Task input START
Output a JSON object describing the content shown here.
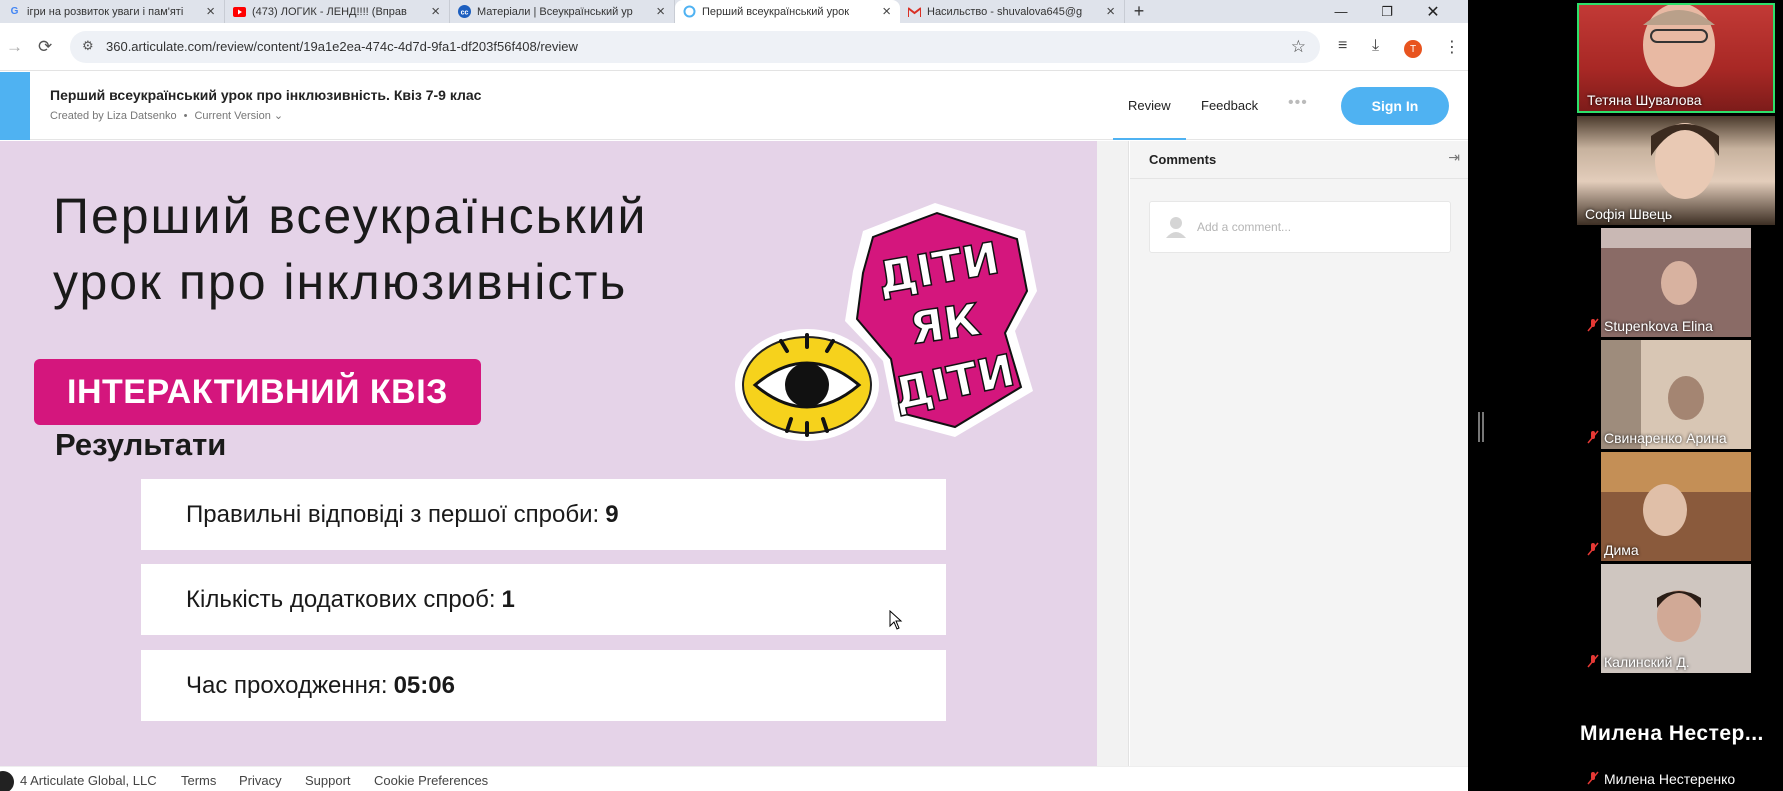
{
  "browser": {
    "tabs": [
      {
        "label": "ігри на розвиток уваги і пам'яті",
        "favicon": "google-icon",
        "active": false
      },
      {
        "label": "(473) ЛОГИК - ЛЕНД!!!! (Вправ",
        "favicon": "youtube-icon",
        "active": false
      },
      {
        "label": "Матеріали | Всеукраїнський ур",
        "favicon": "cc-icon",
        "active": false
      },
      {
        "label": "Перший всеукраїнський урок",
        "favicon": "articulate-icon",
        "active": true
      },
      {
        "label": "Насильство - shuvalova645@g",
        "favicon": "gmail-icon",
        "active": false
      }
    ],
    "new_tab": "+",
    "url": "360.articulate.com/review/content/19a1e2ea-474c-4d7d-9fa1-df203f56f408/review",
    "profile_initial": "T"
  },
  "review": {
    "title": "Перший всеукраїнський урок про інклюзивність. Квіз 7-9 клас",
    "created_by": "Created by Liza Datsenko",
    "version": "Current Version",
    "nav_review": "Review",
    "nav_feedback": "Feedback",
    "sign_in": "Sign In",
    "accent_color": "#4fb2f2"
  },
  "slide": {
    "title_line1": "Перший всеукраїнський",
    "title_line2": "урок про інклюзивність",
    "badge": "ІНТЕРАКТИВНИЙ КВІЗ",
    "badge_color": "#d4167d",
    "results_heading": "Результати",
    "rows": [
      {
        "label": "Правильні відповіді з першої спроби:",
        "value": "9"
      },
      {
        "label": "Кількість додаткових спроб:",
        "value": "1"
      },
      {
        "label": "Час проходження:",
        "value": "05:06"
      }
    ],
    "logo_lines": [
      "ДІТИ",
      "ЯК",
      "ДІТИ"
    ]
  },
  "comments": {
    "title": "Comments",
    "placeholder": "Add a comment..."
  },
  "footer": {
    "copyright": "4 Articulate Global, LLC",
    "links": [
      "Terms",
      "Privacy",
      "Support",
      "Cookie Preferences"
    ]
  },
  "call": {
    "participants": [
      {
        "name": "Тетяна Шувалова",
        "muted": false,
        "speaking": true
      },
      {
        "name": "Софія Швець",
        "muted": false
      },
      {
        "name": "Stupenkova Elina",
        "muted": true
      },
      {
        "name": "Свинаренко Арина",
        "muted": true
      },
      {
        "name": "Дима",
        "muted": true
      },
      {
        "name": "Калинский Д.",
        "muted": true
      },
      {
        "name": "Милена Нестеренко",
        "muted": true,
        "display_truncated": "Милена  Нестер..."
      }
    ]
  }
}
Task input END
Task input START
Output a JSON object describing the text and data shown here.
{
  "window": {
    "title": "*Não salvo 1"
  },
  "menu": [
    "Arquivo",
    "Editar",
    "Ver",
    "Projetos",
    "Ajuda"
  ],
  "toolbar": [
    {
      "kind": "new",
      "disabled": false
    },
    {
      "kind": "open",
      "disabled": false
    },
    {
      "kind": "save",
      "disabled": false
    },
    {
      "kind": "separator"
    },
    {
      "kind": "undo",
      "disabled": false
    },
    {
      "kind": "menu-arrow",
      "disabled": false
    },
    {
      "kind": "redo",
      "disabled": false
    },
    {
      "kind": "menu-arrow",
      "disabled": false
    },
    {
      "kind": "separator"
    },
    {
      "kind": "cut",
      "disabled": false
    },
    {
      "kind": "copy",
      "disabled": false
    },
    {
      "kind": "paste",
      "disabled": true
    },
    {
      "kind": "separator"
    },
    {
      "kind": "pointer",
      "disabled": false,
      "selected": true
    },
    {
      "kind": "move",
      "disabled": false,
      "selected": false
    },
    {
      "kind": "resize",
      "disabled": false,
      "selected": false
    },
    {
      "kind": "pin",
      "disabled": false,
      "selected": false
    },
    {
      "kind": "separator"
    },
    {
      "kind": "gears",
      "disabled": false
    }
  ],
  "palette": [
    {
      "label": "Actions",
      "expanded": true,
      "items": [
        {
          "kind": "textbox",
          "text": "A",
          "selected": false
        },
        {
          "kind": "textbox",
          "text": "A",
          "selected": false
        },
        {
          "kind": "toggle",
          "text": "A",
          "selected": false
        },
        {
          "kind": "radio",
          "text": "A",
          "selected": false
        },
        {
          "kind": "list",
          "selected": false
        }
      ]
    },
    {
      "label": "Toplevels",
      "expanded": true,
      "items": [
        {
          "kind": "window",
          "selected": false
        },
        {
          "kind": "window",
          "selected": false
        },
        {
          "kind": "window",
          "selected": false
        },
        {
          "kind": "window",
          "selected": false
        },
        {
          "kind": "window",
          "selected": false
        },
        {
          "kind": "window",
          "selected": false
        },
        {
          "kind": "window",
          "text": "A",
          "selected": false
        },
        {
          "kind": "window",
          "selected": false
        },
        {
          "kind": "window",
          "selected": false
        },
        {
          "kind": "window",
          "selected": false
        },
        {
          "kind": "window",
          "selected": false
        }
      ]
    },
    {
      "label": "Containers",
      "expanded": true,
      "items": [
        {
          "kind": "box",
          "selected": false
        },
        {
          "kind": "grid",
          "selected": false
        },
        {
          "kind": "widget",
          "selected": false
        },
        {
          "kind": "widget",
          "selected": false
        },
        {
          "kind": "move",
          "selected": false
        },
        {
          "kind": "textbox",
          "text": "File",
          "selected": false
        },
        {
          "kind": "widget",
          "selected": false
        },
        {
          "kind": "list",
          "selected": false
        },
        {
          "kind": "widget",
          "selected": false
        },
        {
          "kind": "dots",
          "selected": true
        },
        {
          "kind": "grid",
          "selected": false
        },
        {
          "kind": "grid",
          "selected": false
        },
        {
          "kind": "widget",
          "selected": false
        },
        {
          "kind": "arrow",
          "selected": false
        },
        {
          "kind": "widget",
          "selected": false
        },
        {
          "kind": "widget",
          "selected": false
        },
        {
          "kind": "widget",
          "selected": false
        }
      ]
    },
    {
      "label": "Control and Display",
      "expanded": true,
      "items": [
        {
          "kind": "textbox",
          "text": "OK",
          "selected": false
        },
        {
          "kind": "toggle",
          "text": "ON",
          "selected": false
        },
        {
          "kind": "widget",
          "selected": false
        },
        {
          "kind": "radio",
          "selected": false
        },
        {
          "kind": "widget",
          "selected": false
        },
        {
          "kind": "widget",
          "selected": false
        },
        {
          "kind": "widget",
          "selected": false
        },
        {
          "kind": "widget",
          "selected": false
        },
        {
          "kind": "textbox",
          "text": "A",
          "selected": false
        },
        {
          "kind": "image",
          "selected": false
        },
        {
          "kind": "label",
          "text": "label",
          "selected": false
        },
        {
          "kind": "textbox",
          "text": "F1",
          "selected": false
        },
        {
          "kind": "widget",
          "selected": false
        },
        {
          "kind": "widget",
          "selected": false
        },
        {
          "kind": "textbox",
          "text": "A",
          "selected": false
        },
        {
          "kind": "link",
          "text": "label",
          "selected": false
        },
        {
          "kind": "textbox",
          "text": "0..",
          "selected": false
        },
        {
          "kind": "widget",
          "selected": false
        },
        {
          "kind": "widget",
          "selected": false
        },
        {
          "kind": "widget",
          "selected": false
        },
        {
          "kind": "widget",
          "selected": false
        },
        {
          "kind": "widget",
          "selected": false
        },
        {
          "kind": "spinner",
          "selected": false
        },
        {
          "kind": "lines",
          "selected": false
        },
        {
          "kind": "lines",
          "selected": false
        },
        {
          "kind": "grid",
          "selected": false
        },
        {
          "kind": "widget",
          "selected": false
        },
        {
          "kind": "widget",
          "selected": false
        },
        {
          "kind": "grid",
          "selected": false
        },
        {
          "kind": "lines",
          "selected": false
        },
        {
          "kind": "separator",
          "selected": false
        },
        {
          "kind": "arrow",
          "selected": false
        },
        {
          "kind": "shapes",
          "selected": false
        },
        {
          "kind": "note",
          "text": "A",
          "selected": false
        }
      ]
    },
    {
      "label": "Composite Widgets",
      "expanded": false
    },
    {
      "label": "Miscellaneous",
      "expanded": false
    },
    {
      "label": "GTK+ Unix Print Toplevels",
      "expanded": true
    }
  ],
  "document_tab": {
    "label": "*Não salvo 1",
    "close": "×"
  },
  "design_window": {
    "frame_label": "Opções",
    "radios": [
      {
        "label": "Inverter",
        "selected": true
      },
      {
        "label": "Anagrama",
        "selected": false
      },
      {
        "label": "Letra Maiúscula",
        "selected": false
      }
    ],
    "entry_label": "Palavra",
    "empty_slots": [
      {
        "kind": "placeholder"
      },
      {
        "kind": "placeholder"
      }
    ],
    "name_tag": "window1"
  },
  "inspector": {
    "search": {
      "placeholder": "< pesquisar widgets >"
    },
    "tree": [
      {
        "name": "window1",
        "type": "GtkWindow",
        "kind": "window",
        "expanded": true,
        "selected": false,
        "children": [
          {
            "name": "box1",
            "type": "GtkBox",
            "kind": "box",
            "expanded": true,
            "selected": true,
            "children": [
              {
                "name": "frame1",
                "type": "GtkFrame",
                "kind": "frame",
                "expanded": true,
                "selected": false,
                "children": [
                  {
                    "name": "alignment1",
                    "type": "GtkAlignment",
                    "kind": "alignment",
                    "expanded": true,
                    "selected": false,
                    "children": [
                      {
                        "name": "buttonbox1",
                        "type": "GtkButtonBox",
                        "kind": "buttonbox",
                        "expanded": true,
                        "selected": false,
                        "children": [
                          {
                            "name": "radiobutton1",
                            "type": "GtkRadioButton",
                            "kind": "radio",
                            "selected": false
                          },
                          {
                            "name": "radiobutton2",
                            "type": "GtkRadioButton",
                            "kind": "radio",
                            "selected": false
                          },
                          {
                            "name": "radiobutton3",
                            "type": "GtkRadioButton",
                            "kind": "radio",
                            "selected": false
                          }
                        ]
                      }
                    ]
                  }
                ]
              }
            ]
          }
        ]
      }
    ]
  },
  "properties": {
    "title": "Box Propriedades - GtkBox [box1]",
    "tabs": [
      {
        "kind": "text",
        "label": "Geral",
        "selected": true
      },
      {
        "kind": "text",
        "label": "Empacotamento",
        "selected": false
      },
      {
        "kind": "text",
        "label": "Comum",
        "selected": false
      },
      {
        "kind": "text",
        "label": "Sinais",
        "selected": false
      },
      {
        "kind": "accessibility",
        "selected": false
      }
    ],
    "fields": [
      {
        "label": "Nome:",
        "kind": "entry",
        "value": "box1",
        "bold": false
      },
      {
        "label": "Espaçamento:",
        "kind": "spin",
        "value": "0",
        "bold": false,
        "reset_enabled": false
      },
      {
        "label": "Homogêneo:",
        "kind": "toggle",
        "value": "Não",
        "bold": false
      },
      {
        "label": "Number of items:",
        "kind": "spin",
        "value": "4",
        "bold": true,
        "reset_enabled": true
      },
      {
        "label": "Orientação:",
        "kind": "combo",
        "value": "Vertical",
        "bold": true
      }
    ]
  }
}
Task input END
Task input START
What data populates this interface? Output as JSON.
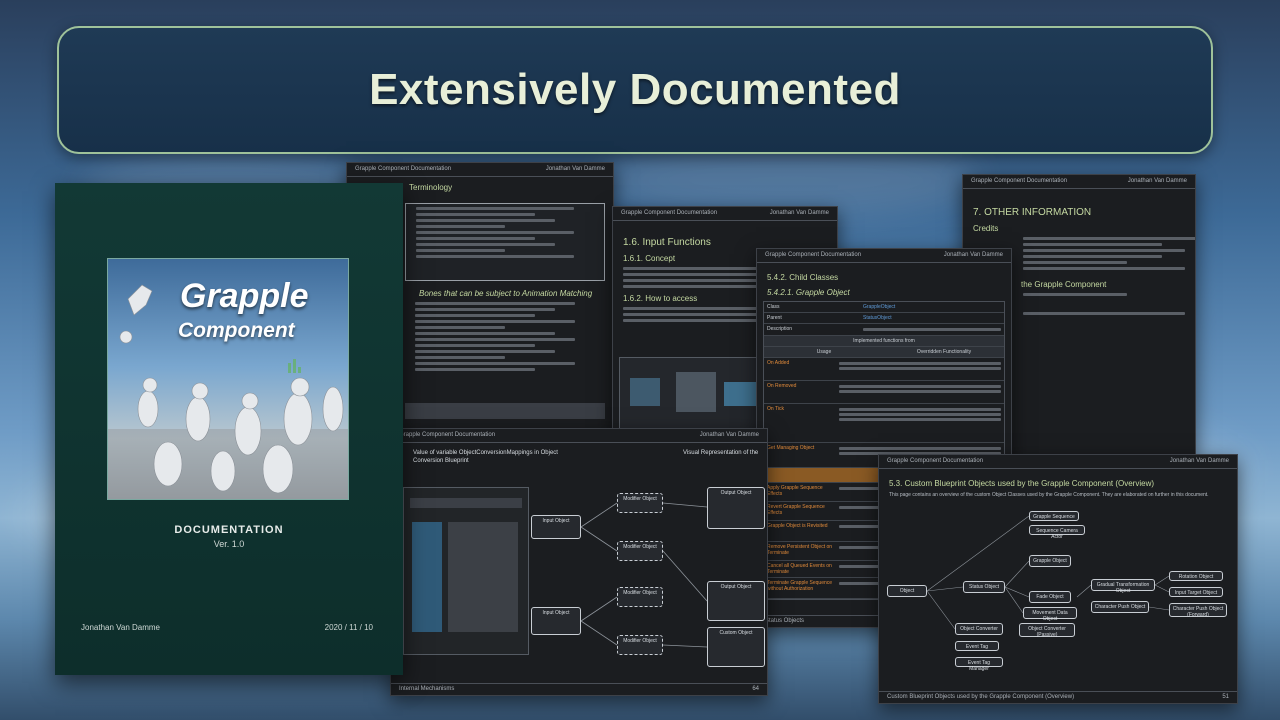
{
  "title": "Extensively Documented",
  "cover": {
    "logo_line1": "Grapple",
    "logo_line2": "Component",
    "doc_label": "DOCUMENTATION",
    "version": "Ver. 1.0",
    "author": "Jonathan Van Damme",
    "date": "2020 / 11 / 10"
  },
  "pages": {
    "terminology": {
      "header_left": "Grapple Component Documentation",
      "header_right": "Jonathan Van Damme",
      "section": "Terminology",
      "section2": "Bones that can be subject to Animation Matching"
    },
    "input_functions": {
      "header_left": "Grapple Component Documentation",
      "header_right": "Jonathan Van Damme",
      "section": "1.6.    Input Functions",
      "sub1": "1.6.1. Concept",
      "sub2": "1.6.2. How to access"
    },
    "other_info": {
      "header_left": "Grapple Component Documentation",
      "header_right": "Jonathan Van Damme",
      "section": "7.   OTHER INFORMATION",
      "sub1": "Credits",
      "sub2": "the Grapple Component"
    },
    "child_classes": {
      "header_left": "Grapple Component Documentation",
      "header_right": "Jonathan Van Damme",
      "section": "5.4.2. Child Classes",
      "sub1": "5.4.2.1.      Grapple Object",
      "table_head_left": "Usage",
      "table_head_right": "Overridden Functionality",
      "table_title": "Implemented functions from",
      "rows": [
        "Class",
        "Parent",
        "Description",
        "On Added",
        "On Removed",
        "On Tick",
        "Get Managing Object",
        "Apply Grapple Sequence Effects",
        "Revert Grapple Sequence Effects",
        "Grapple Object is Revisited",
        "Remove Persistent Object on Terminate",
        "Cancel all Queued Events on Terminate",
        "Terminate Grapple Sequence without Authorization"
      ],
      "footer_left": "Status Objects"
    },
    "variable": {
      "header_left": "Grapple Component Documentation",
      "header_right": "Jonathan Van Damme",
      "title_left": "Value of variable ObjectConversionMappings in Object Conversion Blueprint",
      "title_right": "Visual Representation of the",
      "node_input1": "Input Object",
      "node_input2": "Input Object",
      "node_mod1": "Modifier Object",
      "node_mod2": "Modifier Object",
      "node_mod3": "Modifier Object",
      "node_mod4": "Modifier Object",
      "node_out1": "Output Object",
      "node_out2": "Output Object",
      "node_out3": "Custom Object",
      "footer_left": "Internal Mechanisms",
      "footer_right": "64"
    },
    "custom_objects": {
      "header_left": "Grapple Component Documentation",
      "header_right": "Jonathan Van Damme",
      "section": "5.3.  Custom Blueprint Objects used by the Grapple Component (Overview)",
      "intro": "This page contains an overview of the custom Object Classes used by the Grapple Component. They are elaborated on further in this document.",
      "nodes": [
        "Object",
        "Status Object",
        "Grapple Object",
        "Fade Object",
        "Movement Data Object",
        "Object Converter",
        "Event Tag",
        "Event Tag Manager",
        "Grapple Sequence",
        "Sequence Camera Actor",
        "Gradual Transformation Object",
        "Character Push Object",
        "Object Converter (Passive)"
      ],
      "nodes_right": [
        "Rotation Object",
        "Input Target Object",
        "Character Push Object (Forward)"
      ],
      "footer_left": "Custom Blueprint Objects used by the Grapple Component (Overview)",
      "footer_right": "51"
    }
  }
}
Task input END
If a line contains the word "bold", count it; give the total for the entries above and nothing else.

5